Why mandatory diversity training programs haven’t produced desired results in the workplace.
Instead of reducing bias, studies show that mandatory diversity training can actually activate bias
instead of reducing it. In fact, it can lead to more animosity towards other groups.
Social Scientists have found that people often rebel against rules to assert their autonomy.
So, diversity training tend to be deemed as a coerced legislative or business requirement hence it
hasn’t really produced the desired results.
So, what can be done to increase the effectiveness of Diversity, Equity and Inclusion programs? The most effective DEI programs are the ones that encourage engagement and increase contact among different groups and involve managers in solving the problem.
Interventions such as sponsorship and mentorship programs have shown to improve DEI in corporations when senior managers are paired with teams from different backgrounds.

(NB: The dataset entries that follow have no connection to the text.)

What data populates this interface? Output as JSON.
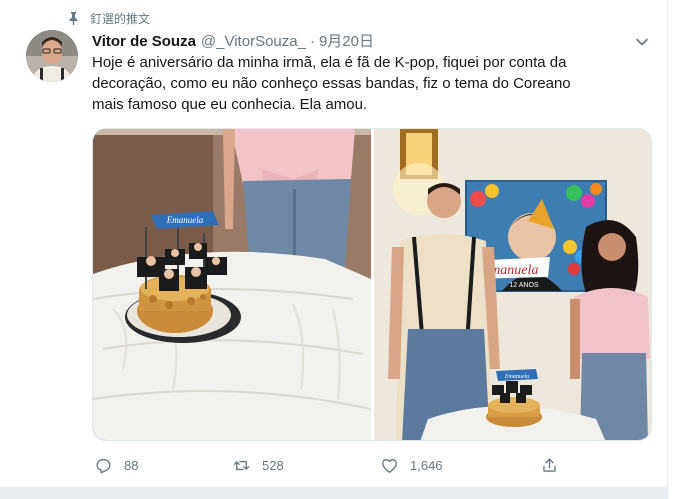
{
  "pinned": {
    "label": "釘選的推文",
    "icon": "pin-icon"
  },
  "author": {
    "display_name": "Vitor de Souza",
    "handle": "@_VitorSouza_",
    "separator": "·",
    "timestamp": "9月20日"
  },
  "tweet": {
    "lines": [
      "Hoje é aniversário da minha irmã, ela é fã de K-pop, fiquei por conta da",
      "decoração, como eu não conheço essas bandas, fiz o tema do Coreano",
      "mais famoso que eu conhecia. Ela amou."
    ]
  },
  "media": {
    "photo_left": {
      "icon": "cake-photo"
    },
    "photo_right": {
      "icon": "party-photo",
      "banner_name": "Emanuela",
      "banner_sub": "12 ANOS",
      "topper_name": "Emanuela"
    },
    "photo_left_topper_name": "Emanuela"
  },
  "actions": {
    "reply": {
      "icon": "reply-icon",
      "count": "88"
    },
    "retweet": {
      "icon": "retweet-icon",
      "count": "528"
    },
    "like": {
      "icon": "heart-icon",
      "count": "1,646"
    },
    "share": {
      "icon": "share-icon"
    }
  },
  "colors": {
    "text": "#14171a",
    "secondary": "#657786",
    "border": "#e6ecf0"
  }
}
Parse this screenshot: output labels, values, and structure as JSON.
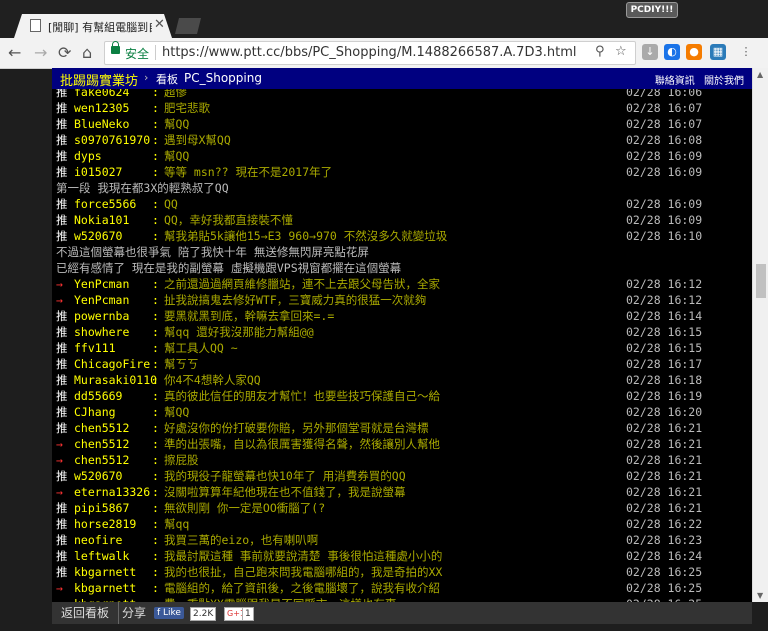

As it turns out those who have workplace sponsors or advocates are paid 11.6 percent more than those who do not, according research conducted by PayScale Inc.
Findings from “Sponsors: Valuable Allies that Not Everyone Has” report shows that: Females who have female sponsors make 14.6 percent less than females who have male sponsors.
Women of color who have sponsors of the same race/ethnicity tend to have lower pay than women of color who have white sponsors. Essentially, through mentorship or sponsorship relationships, mentors tend to recognize mentees’ true potential regardless of their gender, race or sexual orientation because they have come to believe that their protégés merit these opportunities, especially having been mentored and coached by them.
So, in teaching their protégés the ropes and sponsoring them for training, promotion and pay increase, mentors help give their mentees the opportunities they need for career growth and advancement.
This in turn exposes the mentor to new perspectives and experiences that improve their emotional intelligence and sensitivity and ultimately chip away at bias. Photo: Monica Melton